Material supplied:
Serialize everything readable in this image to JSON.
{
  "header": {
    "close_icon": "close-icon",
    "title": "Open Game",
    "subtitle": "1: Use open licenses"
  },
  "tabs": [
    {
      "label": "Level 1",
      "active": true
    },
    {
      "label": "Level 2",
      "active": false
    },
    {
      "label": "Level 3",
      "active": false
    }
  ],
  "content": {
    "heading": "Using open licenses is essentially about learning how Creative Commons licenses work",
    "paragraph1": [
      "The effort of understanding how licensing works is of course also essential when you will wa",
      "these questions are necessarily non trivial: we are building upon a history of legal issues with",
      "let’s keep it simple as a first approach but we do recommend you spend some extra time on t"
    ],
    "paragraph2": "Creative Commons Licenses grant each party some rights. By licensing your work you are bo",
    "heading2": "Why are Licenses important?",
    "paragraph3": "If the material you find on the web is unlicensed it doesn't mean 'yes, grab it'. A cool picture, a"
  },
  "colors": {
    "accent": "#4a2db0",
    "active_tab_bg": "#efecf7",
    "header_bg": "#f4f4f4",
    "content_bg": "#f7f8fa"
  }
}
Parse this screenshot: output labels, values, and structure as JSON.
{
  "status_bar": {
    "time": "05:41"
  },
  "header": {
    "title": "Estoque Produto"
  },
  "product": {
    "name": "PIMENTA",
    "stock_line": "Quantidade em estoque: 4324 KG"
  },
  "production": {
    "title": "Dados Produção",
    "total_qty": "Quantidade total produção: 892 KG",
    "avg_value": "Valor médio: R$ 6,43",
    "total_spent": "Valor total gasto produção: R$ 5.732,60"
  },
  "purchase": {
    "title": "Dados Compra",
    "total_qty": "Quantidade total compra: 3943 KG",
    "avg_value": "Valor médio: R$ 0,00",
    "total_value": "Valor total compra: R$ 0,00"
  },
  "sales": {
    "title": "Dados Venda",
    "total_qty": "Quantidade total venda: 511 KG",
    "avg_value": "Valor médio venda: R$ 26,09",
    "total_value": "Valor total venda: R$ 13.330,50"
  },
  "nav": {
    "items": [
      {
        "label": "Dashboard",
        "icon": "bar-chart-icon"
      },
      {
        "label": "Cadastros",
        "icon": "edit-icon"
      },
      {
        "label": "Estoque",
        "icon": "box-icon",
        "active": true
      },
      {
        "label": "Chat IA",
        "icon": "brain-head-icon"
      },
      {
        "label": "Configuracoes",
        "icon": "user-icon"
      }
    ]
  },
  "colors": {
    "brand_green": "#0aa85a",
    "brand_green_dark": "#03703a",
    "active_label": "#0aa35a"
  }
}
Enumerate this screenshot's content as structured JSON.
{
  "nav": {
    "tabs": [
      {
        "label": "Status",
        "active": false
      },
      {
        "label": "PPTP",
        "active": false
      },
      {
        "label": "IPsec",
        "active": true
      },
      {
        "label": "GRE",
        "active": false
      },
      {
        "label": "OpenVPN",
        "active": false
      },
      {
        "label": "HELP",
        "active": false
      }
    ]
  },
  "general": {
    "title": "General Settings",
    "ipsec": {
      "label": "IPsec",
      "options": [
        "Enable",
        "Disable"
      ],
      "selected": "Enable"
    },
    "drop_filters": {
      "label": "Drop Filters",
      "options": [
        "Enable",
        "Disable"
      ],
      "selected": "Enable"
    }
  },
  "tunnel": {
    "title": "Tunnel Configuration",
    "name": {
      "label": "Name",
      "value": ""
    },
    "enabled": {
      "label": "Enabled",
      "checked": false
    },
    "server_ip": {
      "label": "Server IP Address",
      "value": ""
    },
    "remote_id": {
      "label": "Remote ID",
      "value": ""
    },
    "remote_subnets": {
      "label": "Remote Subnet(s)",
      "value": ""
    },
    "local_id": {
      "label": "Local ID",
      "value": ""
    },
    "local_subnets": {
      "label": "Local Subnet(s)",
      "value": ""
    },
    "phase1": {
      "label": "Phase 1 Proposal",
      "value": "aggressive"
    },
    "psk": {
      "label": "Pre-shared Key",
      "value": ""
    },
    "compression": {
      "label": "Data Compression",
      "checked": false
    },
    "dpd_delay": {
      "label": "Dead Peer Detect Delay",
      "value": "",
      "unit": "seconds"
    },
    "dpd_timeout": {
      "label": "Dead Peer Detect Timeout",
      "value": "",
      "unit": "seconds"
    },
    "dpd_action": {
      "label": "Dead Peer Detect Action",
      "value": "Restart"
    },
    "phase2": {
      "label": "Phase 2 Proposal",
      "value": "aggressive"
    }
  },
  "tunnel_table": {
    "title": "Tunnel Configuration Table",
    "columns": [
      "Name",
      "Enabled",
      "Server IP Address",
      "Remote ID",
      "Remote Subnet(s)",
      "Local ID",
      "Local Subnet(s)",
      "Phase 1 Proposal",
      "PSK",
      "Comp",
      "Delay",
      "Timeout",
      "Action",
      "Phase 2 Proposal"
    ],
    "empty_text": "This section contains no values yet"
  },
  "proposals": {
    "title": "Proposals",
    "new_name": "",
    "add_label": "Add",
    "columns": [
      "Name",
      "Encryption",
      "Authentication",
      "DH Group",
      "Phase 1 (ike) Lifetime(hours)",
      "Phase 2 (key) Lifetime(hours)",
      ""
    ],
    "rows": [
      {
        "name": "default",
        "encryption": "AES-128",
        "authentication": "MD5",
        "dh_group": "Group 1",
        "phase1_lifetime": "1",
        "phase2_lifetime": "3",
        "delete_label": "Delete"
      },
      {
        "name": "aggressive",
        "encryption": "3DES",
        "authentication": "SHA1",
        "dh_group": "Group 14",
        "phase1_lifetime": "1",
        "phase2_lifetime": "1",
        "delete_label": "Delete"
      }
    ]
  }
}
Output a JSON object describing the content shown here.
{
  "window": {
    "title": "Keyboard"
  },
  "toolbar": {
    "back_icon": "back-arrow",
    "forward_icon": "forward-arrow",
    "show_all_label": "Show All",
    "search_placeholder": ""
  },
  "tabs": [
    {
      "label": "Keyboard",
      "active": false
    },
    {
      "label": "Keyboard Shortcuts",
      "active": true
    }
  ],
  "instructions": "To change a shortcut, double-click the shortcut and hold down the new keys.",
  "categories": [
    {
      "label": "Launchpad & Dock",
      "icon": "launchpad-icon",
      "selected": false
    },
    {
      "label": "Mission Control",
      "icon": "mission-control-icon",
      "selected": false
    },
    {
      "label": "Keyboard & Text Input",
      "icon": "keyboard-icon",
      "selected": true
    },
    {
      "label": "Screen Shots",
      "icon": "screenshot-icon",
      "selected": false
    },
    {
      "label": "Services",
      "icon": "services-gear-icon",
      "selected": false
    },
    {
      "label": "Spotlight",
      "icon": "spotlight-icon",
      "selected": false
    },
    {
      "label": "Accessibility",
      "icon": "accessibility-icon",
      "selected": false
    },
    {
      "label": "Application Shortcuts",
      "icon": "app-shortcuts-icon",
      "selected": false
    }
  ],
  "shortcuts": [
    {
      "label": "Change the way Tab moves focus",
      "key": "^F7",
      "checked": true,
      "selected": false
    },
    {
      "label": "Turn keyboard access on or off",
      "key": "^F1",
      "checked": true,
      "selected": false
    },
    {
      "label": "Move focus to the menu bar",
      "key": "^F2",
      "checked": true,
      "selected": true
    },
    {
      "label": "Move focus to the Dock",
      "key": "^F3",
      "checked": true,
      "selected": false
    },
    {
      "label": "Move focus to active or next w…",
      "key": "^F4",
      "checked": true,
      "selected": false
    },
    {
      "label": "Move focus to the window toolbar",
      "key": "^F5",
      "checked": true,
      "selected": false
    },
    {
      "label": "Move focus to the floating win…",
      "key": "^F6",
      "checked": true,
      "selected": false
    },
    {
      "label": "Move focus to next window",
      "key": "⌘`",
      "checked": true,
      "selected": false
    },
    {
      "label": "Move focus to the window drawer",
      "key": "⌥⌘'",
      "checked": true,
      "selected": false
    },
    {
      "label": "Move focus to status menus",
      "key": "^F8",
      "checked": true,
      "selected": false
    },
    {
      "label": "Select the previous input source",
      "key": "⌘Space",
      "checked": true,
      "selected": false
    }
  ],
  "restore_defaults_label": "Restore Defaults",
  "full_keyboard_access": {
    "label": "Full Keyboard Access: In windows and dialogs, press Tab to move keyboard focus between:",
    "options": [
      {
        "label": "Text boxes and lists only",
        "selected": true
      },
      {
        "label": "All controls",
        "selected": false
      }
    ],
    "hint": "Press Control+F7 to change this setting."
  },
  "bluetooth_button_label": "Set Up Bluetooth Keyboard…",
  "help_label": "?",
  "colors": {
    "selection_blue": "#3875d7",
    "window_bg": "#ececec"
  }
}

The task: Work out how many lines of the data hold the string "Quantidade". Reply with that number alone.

Answer for the task: 4